▸ **WHAT YOU NEED TO DO**
Could you return every line of the material that contains the word "review"?
** Opening RECORDS PROVIDED block **
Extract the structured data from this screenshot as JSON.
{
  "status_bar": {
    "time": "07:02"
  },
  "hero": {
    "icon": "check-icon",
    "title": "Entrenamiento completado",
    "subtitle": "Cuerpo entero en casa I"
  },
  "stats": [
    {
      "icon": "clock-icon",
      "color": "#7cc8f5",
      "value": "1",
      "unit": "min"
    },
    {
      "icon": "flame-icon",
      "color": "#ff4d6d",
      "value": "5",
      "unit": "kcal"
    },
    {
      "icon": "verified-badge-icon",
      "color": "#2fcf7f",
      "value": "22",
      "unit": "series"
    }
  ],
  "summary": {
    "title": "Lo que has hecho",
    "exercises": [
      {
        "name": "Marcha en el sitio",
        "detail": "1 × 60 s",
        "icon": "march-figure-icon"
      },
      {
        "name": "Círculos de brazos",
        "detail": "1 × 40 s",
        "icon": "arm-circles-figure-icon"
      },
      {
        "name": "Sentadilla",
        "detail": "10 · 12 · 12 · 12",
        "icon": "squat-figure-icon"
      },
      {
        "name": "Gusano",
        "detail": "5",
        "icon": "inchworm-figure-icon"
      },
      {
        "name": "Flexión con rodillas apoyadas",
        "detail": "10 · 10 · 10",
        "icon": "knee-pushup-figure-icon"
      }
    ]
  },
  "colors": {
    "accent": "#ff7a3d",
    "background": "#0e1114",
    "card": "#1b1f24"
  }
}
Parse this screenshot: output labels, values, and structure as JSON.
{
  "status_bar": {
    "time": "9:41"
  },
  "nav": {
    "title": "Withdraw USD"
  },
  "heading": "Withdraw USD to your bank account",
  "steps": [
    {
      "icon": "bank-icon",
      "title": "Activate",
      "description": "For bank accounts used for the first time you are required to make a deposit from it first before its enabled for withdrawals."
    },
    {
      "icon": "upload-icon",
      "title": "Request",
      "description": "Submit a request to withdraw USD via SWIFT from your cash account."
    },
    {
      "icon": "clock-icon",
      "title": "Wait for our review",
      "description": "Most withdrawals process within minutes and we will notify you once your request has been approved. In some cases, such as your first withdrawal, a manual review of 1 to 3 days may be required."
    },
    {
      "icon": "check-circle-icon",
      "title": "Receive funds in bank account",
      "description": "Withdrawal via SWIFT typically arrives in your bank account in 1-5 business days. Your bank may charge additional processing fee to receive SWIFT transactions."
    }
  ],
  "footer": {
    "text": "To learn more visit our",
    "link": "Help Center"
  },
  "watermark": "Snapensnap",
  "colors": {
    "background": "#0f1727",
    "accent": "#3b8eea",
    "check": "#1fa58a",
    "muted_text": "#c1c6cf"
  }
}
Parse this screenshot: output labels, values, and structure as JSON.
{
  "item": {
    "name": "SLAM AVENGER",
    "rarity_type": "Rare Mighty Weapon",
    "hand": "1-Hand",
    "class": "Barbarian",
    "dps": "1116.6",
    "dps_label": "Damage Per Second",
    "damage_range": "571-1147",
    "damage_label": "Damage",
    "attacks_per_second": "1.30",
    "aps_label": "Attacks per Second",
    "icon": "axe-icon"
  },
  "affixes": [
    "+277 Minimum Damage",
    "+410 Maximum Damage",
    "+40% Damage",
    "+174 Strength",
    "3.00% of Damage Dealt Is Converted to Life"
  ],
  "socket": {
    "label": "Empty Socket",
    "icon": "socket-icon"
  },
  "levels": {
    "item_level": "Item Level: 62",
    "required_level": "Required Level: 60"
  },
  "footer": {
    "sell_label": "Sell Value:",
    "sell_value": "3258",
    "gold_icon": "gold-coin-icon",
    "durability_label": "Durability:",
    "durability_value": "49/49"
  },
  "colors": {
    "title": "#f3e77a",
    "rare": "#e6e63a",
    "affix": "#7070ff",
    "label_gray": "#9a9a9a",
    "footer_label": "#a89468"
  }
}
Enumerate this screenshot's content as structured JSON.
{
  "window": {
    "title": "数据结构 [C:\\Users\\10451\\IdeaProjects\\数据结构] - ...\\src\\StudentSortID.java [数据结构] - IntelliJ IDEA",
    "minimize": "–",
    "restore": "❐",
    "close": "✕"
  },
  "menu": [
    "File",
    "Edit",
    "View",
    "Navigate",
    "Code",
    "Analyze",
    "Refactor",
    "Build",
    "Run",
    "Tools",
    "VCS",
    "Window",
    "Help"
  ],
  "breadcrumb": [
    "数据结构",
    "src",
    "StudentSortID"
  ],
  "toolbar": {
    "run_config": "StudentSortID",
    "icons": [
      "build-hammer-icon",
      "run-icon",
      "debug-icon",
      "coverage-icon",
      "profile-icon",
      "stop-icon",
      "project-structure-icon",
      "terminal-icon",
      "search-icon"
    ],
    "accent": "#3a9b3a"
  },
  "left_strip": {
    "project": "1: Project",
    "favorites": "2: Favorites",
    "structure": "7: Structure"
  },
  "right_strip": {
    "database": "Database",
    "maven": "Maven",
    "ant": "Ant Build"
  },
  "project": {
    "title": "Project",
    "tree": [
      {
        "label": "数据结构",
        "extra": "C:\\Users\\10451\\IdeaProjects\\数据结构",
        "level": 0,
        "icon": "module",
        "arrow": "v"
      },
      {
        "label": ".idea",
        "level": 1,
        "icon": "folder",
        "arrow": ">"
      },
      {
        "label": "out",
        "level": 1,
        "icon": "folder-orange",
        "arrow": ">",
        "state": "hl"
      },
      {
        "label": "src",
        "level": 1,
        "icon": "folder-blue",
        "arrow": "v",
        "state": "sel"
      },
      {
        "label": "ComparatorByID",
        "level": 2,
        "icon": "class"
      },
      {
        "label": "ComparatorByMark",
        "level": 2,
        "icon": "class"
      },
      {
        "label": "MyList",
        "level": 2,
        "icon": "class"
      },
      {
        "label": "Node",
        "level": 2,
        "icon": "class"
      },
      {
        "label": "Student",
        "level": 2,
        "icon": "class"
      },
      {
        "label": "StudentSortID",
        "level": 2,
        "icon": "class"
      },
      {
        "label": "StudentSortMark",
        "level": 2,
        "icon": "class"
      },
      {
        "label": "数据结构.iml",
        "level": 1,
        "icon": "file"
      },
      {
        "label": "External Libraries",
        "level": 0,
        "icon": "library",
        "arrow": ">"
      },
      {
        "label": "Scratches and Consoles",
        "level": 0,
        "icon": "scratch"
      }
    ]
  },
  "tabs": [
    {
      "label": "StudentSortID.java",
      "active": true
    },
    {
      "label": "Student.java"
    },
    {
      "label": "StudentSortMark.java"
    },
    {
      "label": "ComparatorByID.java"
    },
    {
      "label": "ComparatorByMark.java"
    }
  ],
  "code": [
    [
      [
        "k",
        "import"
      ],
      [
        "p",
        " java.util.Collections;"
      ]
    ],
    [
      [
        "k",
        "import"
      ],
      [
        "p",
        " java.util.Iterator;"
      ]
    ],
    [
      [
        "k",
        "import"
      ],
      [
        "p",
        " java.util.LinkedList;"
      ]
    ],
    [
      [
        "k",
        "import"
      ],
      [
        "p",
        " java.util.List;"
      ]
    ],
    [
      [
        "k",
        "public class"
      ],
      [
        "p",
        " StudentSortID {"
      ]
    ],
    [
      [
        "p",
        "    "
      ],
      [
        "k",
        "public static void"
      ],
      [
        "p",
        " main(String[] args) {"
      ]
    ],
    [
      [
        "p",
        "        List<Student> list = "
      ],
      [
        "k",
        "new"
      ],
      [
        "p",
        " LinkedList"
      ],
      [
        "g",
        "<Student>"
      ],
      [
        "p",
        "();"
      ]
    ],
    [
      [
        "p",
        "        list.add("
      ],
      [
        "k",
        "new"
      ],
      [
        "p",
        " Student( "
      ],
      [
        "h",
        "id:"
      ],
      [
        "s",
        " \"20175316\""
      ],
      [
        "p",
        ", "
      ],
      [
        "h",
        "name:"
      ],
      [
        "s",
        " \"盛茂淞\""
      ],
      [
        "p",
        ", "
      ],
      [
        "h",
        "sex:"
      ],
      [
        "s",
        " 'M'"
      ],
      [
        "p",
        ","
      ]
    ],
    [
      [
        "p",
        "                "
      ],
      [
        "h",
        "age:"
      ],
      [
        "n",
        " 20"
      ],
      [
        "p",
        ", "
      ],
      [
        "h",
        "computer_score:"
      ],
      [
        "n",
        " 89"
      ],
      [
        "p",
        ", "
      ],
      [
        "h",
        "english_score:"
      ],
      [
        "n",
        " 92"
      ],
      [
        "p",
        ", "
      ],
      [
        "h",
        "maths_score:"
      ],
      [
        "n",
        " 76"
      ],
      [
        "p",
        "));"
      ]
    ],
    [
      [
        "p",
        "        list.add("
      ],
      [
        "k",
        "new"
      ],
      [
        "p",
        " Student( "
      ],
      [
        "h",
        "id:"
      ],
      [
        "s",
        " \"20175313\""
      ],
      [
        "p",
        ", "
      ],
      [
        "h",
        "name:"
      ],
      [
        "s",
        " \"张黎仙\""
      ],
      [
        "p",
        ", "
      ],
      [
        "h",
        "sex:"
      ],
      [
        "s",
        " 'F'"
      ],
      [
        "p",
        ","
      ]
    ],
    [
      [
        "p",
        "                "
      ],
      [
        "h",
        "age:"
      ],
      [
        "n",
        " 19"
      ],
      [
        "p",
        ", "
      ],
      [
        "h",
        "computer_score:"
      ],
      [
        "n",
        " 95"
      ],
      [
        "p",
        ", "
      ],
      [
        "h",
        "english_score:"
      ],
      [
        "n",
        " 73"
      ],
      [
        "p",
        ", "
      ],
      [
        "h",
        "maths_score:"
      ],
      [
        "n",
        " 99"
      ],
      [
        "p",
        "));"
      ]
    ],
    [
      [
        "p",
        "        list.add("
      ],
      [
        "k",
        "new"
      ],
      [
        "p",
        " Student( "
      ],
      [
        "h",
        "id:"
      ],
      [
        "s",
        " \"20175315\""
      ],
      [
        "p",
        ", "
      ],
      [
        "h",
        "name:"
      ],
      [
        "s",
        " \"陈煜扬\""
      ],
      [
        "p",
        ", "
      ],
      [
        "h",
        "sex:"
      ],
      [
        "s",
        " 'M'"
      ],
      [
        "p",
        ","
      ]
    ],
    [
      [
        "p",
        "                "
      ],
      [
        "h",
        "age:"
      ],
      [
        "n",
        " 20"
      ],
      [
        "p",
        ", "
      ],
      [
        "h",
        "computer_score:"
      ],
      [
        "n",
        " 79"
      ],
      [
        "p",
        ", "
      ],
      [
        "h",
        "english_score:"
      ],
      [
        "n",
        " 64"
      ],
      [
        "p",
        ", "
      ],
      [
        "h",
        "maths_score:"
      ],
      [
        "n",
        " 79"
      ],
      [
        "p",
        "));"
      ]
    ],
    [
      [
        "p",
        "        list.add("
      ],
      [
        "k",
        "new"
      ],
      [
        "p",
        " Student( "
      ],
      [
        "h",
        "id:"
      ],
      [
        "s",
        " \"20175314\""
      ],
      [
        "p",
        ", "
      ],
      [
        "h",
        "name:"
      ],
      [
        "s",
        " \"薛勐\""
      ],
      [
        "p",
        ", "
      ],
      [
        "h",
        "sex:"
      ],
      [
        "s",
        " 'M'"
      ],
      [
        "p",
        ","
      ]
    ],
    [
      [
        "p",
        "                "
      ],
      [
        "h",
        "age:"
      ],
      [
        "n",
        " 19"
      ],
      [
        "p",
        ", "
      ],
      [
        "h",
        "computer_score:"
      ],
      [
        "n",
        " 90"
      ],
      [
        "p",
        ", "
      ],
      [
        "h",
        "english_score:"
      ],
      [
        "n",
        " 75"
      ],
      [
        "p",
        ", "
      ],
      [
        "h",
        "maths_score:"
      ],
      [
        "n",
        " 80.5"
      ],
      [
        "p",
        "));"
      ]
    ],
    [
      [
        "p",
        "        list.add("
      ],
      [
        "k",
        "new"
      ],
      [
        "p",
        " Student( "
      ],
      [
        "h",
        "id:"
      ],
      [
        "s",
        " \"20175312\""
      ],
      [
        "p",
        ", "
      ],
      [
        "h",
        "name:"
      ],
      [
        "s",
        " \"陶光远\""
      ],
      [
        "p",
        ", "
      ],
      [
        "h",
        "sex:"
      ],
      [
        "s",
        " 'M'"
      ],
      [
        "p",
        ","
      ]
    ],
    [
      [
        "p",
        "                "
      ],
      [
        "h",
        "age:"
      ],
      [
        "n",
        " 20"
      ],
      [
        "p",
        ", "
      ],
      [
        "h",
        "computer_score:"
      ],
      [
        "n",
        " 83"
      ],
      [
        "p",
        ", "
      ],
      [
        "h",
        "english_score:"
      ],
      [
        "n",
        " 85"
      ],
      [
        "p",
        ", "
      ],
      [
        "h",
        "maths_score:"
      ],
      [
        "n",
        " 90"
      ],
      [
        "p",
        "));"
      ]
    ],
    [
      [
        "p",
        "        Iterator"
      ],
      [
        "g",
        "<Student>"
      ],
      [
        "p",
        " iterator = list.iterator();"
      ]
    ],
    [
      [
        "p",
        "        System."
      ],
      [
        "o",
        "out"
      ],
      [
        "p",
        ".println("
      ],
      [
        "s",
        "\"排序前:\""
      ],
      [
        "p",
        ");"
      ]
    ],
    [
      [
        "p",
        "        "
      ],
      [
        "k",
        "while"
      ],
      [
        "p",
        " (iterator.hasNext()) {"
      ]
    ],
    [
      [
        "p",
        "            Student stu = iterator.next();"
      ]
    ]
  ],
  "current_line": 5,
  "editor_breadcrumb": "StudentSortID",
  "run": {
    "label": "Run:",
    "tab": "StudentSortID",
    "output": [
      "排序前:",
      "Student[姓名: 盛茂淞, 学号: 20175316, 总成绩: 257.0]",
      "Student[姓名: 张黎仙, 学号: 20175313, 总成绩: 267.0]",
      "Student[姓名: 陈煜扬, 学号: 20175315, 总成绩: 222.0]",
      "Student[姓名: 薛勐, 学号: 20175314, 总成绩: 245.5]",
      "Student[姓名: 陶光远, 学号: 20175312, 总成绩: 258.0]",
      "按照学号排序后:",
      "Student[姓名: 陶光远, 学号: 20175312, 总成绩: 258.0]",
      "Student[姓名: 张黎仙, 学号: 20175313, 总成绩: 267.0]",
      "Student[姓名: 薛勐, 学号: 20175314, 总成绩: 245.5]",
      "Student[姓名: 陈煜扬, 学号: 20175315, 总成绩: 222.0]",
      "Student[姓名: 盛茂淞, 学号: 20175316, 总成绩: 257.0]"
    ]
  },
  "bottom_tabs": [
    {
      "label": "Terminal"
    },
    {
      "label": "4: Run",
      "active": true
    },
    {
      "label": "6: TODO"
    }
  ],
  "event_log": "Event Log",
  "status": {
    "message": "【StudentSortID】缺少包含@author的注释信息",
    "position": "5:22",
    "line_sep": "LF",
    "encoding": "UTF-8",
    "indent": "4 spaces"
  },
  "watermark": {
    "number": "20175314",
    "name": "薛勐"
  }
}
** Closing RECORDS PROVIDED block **
▸ **RESULT FOR THIS EXERCISE**
      "title": "Wait for our review",
      "description": "Most withdrawals process within minutes and we will notify you once your request has been approved. In some cases, such as your first withdrawal, a manual review of 1 to 3 days may be required."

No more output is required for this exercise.